I think rhetoric and speeches are one thing. I think delivering results are another. And, quite frankly, that's what matters most. I intend to run a campaign that is inclusive of all Texans, making sure that we're solutions oriented. And I want to be held accountable to make sure that this isn't just a campaign trail, this is a change that is happening in Texas that really does result in differences and changes for people.
BERMAN: Houston City Council Member Amanda Edwards, thank you very much for joining us. Good luck as you enter this long race.
EDWARDS: Thank you.

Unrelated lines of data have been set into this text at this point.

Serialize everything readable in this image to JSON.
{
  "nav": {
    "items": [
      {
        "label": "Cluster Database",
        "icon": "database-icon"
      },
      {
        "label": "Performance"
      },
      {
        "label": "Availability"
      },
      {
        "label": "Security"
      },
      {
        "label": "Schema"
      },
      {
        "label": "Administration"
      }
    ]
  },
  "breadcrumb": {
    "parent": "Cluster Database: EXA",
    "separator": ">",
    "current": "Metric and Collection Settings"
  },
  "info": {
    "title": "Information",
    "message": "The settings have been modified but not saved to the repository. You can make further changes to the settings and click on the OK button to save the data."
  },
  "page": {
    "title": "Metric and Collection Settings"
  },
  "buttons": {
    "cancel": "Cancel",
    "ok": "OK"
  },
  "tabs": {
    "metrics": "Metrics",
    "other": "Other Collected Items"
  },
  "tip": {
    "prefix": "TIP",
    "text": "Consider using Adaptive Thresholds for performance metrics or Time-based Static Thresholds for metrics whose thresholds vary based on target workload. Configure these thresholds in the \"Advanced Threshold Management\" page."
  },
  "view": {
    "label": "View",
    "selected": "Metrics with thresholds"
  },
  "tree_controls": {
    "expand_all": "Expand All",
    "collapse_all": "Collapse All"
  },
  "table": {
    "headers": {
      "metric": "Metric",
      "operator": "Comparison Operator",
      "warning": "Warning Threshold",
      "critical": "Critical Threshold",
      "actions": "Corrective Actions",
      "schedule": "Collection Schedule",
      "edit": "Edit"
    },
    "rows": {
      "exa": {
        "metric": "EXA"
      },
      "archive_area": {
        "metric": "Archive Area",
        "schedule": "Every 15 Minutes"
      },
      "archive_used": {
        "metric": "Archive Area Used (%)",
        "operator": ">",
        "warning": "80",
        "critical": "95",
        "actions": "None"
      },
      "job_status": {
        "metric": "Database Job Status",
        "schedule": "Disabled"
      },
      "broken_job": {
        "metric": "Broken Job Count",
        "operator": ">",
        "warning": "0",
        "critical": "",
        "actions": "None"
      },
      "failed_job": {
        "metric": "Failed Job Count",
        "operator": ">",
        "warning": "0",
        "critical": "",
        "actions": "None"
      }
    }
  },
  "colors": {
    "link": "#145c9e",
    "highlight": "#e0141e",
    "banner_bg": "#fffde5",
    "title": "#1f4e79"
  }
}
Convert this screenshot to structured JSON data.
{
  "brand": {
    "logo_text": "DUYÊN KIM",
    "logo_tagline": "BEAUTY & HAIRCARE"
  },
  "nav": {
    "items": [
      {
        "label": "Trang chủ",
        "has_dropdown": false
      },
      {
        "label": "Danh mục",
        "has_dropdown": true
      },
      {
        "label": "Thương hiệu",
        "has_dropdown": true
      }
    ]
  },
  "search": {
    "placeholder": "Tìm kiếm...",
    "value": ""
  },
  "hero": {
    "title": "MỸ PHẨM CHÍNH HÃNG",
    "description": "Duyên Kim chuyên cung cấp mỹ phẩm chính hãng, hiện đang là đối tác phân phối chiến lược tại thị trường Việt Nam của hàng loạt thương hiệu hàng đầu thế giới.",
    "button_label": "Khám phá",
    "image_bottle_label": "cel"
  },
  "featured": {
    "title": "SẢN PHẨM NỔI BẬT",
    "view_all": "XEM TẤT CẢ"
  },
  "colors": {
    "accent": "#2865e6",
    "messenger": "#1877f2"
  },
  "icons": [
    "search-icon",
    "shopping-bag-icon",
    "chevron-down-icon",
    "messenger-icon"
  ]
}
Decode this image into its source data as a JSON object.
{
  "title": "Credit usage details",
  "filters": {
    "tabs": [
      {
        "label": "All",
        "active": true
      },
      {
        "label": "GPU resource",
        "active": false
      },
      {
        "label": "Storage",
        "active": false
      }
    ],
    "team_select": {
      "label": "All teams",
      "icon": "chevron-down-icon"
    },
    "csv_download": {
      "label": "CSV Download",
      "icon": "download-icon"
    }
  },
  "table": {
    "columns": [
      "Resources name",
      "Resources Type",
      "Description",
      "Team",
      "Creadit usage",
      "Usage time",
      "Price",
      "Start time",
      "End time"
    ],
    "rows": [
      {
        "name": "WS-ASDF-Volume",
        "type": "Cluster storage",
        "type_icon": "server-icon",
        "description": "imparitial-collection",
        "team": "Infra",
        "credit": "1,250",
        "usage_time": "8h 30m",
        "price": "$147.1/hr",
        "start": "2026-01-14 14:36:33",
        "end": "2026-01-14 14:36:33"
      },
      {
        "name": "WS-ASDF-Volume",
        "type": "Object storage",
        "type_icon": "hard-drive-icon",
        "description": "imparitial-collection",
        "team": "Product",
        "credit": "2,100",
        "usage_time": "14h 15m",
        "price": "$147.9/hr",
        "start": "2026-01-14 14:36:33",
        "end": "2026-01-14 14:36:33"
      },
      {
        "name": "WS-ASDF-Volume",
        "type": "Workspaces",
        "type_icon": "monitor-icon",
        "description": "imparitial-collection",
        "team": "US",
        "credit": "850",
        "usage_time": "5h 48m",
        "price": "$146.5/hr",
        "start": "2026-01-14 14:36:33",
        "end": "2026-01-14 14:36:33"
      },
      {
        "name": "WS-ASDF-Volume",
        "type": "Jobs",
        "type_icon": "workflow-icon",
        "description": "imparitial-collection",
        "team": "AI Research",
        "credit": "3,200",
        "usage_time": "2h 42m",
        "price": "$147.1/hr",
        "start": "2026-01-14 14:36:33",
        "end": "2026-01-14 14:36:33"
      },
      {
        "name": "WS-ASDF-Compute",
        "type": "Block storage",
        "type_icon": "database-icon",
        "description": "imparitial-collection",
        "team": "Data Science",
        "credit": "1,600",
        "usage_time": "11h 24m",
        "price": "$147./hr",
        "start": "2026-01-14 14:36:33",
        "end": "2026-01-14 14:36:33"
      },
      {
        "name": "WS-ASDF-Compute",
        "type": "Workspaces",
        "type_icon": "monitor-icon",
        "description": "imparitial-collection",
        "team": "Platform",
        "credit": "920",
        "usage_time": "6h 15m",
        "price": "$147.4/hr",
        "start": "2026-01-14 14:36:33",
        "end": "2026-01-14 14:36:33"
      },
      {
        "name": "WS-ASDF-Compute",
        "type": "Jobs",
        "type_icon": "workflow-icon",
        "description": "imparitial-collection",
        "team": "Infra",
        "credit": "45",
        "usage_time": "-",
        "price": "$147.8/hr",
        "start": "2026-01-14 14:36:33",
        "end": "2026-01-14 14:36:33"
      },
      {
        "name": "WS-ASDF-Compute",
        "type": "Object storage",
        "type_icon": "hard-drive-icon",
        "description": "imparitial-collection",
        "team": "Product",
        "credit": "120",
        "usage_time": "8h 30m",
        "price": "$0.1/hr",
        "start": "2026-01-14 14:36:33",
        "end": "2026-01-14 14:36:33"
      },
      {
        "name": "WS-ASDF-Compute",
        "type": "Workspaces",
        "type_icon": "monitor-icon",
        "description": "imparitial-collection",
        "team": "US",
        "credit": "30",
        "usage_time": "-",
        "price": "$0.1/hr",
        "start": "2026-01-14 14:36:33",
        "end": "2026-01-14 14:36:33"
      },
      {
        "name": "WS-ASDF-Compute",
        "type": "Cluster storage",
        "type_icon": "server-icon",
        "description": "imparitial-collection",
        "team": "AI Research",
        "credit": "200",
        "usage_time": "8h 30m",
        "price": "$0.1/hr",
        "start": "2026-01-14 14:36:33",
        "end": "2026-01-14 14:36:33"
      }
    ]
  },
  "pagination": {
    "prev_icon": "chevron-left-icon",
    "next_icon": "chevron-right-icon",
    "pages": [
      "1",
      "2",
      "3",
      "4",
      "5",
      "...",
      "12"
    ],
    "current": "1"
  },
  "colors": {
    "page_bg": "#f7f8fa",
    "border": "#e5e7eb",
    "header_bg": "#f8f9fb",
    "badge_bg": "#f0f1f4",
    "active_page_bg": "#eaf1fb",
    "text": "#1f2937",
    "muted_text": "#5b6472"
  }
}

BERMAN: In the meantime, we now know what the president's strategy is for his 2020 campaign, division. NEW DAY continues right now.
(BEGIN VIDEO CLIP)
UNIDENTIFIED MALE: Police fired the tear gas. Thousands of people on these streets of Old San Juan.
UNIDENTIFIED MALE: Finally this country is standing up against the strong man.
UNIDENTIFIED FEMALE: The governor really needs to resign. He needs to understand everyone wants it.
DONALD TRUMP, PRESIDENT OF THE UNITED STATES: I have a suggestion for the hate-filled extremists constantly trying to tear our country down. If they don't like it, let them leave.
[07:00:06] UNIDENTIFIED MALE: Advisers around the president see a political winning strategy in all.